Interface dataset entries

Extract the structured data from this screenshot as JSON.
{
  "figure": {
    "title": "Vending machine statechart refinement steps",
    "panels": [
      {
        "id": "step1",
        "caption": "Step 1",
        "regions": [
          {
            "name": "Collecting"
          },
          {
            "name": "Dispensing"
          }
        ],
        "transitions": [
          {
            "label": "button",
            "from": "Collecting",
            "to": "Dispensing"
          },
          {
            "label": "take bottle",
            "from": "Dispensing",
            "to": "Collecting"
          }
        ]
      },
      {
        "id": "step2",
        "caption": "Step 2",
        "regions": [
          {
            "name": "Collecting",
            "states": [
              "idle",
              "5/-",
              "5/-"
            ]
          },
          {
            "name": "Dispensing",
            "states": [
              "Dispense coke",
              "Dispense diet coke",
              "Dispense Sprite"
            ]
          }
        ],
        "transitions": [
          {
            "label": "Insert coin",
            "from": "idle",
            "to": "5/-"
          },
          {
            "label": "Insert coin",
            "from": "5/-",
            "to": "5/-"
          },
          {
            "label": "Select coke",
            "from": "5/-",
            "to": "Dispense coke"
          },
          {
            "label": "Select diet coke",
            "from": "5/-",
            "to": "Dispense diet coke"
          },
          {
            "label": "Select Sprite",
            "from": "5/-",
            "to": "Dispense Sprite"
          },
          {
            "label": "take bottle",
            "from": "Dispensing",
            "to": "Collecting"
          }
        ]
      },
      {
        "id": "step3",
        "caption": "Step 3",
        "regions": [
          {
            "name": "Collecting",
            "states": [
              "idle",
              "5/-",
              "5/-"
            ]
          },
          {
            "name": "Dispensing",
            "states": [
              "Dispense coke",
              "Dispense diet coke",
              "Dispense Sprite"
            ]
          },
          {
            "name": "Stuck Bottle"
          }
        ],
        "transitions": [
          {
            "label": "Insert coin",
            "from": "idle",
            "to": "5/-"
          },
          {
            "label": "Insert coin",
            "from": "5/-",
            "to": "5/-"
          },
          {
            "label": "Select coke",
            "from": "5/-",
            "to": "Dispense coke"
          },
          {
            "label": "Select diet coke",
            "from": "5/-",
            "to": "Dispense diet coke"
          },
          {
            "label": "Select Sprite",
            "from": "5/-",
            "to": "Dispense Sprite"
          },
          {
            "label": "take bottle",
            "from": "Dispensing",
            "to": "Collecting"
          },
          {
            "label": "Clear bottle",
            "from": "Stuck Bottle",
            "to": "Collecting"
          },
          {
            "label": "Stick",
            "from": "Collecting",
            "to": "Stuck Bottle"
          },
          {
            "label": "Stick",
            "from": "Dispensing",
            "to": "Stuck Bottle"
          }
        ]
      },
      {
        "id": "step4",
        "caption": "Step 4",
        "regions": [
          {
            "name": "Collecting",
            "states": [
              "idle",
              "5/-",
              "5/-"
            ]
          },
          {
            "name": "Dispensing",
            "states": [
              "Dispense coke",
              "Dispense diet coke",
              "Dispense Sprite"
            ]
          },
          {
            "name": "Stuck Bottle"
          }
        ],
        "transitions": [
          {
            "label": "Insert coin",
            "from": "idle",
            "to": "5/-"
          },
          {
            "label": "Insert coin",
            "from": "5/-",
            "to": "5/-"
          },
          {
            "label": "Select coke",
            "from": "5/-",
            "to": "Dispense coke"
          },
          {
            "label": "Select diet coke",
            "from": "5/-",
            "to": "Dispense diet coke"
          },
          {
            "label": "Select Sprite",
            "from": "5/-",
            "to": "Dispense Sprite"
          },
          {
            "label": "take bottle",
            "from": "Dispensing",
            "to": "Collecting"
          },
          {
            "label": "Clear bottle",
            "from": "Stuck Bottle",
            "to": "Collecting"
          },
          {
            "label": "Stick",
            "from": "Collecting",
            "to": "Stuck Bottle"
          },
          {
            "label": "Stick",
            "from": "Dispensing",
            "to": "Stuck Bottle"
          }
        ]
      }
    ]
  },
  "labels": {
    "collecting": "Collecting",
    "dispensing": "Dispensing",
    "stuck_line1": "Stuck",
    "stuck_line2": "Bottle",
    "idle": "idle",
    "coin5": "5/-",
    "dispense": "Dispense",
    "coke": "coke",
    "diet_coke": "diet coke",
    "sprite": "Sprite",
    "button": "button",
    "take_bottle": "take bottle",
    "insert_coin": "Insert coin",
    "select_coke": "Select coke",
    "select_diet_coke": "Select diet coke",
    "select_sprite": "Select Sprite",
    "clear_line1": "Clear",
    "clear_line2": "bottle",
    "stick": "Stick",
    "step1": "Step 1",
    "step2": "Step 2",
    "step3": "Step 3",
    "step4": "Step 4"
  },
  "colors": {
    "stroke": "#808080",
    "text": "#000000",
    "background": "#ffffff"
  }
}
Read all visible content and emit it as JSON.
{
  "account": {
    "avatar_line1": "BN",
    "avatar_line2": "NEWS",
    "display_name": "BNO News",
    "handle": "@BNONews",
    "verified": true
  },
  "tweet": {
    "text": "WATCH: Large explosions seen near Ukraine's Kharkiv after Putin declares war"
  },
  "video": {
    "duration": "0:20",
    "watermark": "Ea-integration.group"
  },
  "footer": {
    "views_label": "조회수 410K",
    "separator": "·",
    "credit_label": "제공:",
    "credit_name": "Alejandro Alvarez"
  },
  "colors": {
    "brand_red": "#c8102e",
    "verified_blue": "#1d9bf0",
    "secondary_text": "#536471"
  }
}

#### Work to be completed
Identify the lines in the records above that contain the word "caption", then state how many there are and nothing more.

#### Output
4